Sort through the entries below and pull out lines containing the word "label".

(Component data from apps and pages)
——————————
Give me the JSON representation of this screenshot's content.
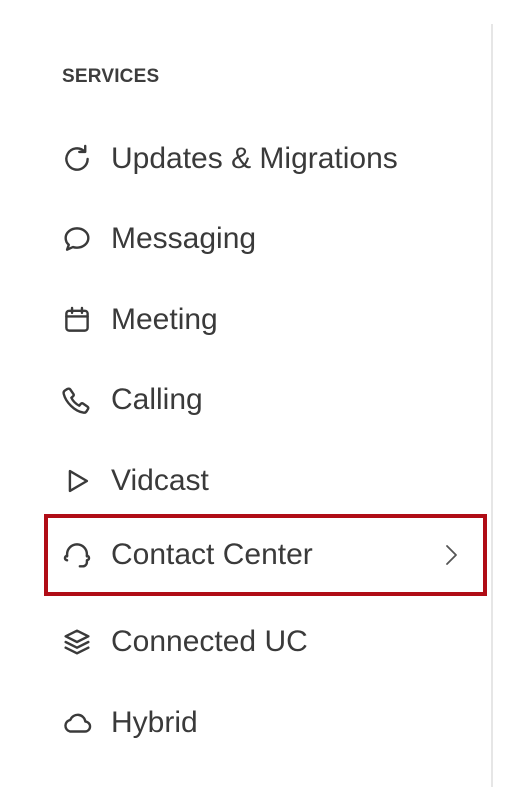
{
  "services": {
    "header": "SERVICES",
    "items": [
      {
        "label": "Updates & Migrations",
        "icon": "refresh-icon"
      },
      {
        "label": "Messaging",
        "icon": "chat-bubble-icon"
      },
      {
        "label": "Meeting",
        "icon": "calendar-icon"
      },
      {
        "label": "Calling",
        "icon": "phone-icon"
      },
      {
        "label": "Vidcast",
        "icon": "play-icon"
      },
      {
        "label": "Contact Center",
        "icon": "headset-icon",
        "has_submenu": true,
        "highlighted": true
      },
      {
        "label": "Connected UC",
        "icon": "layers-icon"
      },
      {
        "label": "Hybrid",
        "icon": "cloud-icon"
      }
    ]
  },
  "colors": {
    "text": "#3a3a3a",
    "highlight_border": "#b00d16",
    "divider": "#e6e6e6"
  }
}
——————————
- Answer to the problem:
        "label": "Updates & Migrations",
        "label": "Messaging",
        "label": "Meeting",
        "label": "Calling",
        "label": "Vidcast",
        "label": "Contact Center",
        "label": "Connected UC",
        "label": "Hybrid",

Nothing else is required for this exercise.